**Data about app and page elements:**
● ● ● ● ● ● ●

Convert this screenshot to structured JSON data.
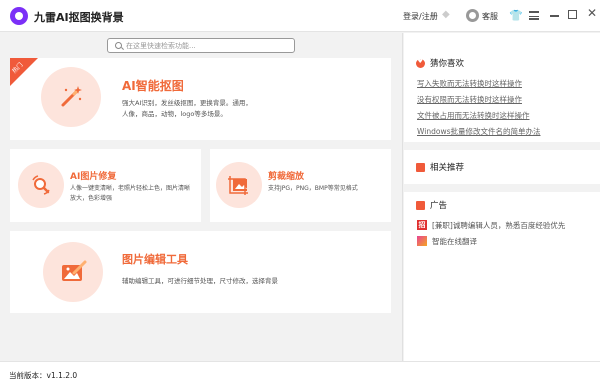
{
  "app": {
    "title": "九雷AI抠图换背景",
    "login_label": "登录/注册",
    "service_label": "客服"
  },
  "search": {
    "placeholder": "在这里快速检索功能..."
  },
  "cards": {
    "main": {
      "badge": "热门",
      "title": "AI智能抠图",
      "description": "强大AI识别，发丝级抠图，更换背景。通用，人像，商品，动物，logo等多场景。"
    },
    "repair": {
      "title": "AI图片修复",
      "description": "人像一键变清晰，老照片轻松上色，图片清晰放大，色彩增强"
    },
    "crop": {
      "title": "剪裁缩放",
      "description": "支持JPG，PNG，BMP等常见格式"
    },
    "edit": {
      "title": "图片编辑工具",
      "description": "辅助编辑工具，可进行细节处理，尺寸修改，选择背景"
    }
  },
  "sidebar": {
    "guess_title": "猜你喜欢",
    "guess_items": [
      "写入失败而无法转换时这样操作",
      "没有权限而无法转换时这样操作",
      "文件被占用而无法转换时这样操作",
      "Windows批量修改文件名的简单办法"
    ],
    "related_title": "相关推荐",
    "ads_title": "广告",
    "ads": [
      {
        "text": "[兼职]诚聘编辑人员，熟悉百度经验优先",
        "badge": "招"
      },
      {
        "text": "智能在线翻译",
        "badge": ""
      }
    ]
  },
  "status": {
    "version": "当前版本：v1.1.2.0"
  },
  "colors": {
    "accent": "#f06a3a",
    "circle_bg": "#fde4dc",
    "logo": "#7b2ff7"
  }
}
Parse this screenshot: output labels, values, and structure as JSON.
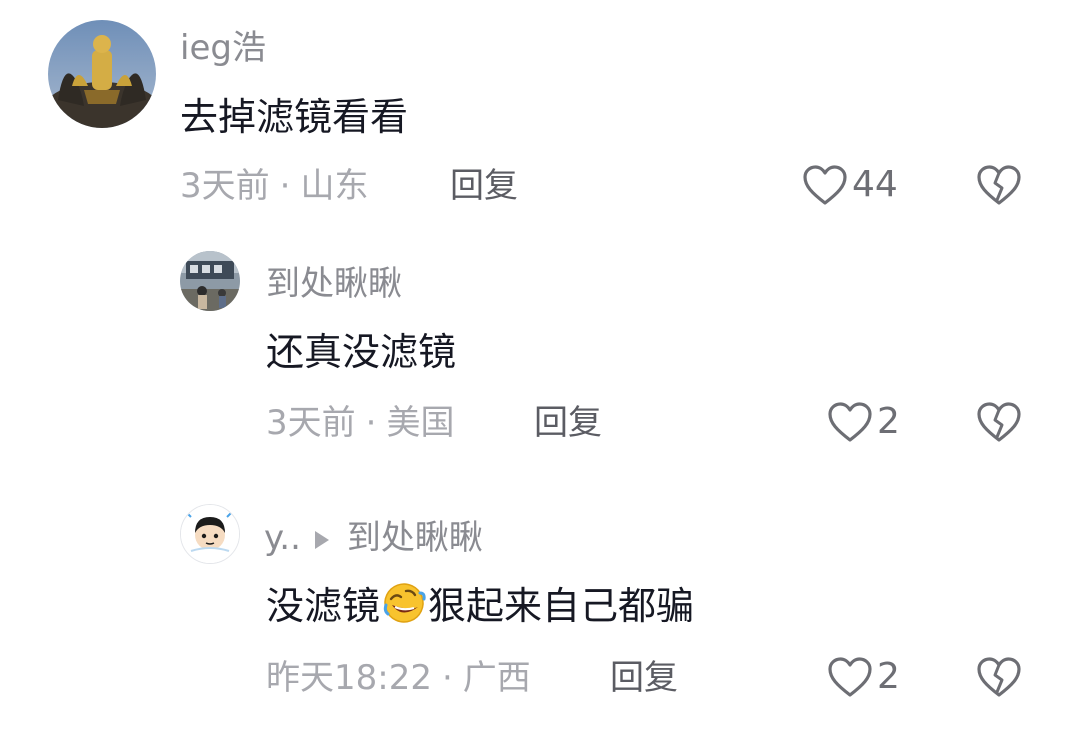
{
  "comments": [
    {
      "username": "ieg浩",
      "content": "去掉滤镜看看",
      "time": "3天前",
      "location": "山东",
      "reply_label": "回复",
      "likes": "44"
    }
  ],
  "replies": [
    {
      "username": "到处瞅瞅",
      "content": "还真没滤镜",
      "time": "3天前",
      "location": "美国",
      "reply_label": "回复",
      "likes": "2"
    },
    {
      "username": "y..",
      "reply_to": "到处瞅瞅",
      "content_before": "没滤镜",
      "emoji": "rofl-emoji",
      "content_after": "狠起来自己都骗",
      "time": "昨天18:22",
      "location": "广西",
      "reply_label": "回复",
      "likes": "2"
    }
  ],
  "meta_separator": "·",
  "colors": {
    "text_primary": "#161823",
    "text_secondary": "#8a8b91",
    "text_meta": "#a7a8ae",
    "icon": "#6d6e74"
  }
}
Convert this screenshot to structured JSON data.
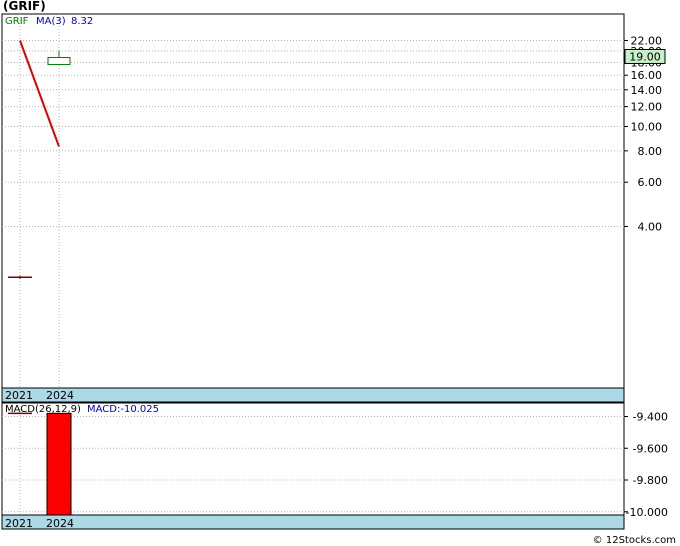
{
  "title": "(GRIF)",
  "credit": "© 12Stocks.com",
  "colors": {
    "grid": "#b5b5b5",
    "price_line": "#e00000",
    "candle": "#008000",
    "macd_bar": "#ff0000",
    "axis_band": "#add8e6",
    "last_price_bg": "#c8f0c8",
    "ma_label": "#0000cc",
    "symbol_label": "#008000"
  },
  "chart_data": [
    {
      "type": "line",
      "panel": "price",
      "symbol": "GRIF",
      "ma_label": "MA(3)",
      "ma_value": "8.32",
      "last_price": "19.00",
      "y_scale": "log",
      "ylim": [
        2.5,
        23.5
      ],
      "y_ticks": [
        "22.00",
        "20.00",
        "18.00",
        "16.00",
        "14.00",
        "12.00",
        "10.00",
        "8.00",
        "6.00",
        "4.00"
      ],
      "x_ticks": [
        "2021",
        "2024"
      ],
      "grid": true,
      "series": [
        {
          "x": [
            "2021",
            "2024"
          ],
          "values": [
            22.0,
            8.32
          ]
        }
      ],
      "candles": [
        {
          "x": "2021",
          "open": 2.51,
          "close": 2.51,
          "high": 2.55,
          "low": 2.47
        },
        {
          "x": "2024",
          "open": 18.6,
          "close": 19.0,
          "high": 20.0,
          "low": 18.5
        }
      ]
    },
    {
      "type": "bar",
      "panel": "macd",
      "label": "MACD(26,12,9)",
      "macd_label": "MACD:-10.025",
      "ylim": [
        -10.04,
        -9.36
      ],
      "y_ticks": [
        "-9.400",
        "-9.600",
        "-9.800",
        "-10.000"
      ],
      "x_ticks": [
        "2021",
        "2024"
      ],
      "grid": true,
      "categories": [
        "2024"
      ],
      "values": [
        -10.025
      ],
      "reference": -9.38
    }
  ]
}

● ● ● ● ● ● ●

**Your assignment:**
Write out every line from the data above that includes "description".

**Worked solution:**
      "description": "强大AI识别，发丝级抠图，更换背景。通用，人像，商品，动物，logo等多场景。"
      "description": "人像一键变清晰，老照片轻松上色，图片清晰放大，色彩增强"
      "description": "支持JPG，PNG，BMP等常见格式"
      "description": "辅助编辑工具，可进行细节处理，尺寸修改，选择背景"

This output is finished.